The staircase and landing are familiar to the readers of Potter's books. The rail and banisters are probably 18th century. The walnut longcase clock was made by Schofield's of Rochdale. Other works of art decorate the area. The carpets were woven to match those in The Tale of Samuel Whiskers.[6]

The New Room[edit]

Called the new room as it was an extension added by Beatrix at the same time as she built the adjoining house. Beatrix referred to it as the Library. It contains five large paintings by her brother Walter Bertram Potter. The single window looks out over the village of Near Sawrey, a scene Beatrix drew for The Tale of Samuel Whiskers

The Sitting Room[edit]
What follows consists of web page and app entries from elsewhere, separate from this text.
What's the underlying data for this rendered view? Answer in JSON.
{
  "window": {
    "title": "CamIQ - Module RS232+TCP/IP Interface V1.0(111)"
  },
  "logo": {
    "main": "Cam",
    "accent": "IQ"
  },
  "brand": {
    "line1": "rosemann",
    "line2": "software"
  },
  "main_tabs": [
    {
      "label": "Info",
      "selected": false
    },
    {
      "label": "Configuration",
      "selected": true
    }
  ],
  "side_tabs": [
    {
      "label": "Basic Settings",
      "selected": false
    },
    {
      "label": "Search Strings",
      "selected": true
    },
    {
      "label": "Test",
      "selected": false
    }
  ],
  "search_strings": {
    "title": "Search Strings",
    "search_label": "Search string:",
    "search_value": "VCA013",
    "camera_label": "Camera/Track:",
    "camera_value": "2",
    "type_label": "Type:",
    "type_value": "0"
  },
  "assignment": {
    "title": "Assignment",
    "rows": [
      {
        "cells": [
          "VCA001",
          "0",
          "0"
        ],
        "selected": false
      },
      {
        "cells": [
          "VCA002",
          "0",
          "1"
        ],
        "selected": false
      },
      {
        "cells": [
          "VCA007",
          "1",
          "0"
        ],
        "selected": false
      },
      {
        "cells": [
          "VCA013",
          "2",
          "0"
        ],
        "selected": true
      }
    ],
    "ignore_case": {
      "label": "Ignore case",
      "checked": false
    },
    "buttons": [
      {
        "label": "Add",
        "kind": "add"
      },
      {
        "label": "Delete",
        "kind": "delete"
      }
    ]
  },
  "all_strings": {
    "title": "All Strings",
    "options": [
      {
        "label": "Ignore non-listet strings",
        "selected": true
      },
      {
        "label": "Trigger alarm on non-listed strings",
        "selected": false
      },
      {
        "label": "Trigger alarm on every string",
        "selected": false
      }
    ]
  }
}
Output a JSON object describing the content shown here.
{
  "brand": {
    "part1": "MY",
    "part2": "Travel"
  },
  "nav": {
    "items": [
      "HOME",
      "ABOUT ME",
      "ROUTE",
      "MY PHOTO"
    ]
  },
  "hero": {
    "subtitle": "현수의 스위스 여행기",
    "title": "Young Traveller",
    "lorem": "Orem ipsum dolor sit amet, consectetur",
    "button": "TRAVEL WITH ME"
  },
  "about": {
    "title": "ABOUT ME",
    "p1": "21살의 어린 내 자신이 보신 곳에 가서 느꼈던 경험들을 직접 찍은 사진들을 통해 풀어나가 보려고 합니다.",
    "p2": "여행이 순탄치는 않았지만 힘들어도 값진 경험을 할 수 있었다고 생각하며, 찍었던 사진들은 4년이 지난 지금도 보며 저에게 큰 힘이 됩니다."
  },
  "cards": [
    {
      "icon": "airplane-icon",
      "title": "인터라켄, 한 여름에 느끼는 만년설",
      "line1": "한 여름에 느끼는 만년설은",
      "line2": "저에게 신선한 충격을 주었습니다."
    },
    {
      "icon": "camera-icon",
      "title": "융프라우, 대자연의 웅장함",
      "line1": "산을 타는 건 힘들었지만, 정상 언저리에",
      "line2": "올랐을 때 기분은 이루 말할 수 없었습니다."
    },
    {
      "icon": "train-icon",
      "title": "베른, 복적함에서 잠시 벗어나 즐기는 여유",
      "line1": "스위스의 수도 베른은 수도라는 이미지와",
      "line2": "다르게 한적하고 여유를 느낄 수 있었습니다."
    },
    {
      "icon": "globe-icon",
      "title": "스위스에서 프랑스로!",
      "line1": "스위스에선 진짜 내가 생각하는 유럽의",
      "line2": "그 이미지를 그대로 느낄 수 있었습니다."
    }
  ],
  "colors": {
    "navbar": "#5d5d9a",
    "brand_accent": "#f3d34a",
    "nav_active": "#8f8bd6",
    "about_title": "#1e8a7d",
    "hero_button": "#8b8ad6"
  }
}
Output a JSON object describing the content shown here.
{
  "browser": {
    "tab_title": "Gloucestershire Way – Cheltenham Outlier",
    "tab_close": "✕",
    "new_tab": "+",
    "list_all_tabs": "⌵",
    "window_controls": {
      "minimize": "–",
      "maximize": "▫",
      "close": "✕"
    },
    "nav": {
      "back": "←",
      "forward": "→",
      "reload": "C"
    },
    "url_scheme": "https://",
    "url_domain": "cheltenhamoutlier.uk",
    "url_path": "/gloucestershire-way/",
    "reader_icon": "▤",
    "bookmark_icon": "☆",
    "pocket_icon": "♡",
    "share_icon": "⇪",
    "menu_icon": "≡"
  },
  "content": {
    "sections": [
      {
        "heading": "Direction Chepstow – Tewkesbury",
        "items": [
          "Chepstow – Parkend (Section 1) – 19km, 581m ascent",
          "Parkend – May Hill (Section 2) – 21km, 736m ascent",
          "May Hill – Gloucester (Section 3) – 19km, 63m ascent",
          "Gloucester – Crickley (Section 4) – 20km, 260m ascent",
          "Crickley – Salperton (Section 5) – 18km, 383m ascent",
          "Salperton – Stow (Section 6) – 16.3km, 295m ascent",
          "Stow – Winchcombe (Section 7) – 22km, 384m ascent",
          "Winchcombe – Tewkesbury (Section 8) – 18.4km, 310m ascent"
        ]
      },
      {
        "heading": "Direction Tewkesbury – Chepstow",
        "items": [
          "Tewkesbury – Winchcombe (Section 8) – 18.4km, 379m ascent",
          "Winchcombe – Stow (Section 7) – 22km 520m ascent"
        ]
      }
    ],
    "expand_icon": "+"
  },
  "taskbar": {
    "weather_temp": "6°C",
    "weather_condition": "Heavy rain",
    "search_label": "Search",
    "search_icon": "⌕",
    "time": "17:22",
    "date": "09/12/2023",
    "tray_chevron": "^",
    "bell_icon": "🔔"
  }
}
Originally a farmhouse bedroom, Beatrix used this upstairs space to entertain. The room includes a box piano by Muzio Clementi and Co.
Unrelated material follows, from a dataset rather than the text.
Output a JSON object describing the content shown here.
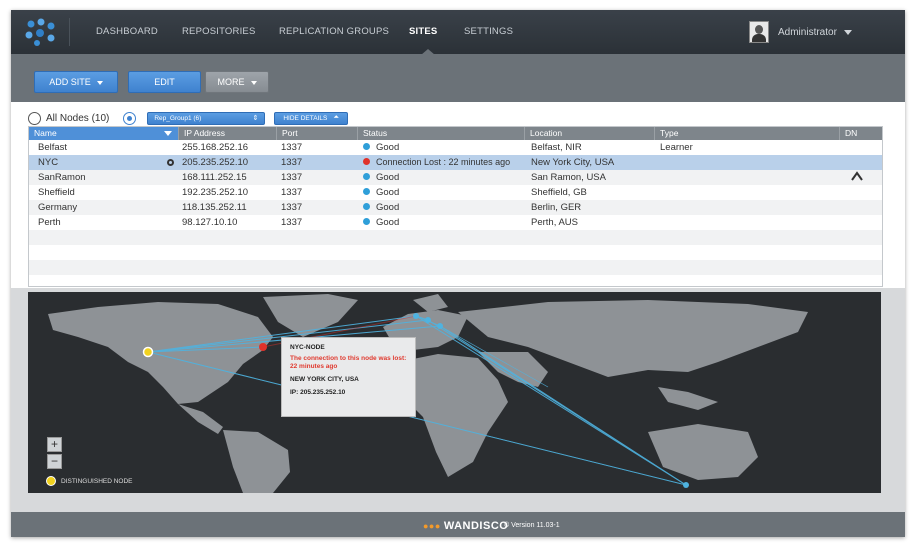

The Treasure Room[edit]

The smallest room in the house shows off the original oak floors. One floorboard has been cut shorter than the others, which possibly inspired the events in The Tale of Samuel Whiskers. Notable items in the room include the Dolls House which contains the ham depicted in The Tale of Two Bad Mice and a display cabinet featuring miniature bronzes of Beatrix's characters.

Bedroom[edit]
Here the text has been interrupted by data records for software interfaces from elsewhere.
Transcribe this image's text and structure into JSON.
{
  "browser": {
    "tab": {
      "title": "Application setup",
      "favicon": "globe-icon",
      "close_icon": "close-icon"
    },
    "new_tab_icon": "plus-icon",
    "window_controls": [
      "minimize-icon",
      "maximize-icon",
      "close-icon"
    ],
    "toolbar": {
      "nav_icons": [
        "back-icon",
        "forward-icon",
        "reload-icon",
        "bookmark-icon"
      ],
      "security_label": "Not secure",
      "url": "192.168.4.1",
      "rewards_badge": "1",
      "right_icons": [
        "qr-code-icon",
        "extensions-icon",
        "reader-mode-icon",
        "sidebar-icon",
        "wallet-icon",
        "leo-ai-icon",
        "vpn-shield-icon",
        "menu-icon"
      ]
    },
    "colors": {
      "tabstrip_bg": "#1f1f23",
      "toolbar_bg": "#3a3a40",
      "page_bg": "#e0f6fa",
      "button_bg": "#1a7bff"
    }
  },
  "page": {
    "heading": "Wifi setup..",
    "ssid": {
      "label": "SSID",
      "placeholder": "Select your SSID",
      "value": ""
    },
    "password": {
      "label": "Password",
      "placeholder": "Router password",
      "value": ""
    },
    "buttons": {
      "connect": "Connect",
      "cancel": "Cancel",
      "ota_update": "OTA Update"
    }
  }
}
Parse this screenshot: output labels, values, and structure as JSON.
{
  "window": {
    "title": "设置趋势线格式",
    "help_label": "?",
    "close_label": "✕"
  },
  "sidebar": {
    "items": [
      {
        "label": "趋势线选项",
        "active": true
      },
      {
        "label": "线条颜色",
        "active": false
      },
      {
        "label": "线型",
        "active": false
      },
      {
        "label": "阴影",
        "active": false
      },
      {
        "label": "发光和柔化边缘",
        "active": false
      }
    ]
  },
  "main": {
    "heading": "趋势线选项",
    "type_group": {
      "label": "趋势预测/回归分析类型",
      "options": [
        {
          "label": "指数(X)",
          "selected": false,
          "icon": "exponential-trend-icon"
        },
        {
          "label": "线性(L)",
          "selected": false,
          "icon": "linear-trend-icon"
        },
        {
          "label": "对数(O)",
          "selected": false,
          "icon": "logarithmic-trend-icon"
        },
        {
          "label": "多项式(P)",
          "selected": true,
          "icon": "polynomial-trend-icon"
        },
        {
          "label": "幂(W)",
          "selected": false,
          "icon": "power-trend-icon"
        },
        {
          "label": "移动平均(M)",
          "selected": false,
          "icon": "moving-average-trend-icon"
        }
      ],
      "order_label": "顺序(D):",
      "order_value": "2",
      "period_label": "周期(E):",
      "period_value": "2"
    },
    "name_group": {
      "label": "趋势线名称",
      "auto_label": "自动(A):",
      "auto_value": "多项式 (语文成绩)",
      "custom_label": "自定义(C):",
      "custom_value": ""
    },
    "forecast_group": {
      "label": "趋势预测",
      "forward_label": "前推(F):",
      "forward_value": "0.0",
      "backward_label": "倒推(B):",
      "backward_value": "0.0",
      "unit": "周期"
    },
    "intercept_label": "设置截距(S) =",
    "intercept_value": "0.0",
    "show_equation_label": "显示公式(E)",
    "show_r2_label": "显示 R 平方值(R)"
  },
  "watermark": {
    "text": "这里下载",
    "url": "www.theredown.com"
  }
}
The only bedroom in the house contains an ornate four poster bed dating from the mid 1600s. Beatrix's husband William Heelis carved their initials in the fireplace surround.

Layout of the House[edit]

The house contains three rooms downstairs, the Entrance Hall, Parlour and Scullery. Four rooms upstairs, Sitting Room, Treasure Room, Bedroom and New Room. All of these rooms can be entered by visitors. There are additional rooms not on the visitor route, including a cellar, a landing cupboard and a washroom, which did not contain plumbing, but was simply a space to wash using a bowl of water.

Replicas[edit]

In 2007 a replica of Hill Top was built in a children's zoo near the grounds of Daito Bunka University in Tokyo, Japan.[7]

Related properties[edit]

The National Trust also displays material related to Beatrix Potter at the Beatrix Potter Gallery at Hawkshead.

See also[edit]

References[edit]

Footnotes
  1. ^ Taylor 1989, p. 22
  2. ^ "Hill Top, Claife". Retrieved 4 December 2014.
  3. ^ Historic England. "Hill Top (1087304)". National Heritage List for England. Retrieved 4 December 2014.
  4. ^ Taylor 1989, pp. 22–3
  5. ^ Taylor 1989, p. 25
  6. ^ Taylor 1989, p. 26
  7. ^ "How Beatrix Potter opens doors in Japan". Insider Media. Retrieved 2011-02-03.
Works cited
  • Taylor, Judy (1989). Beatrix Potter and Hill Top. The National Trust. ISBN 1-84359-065-4.

External links[edit]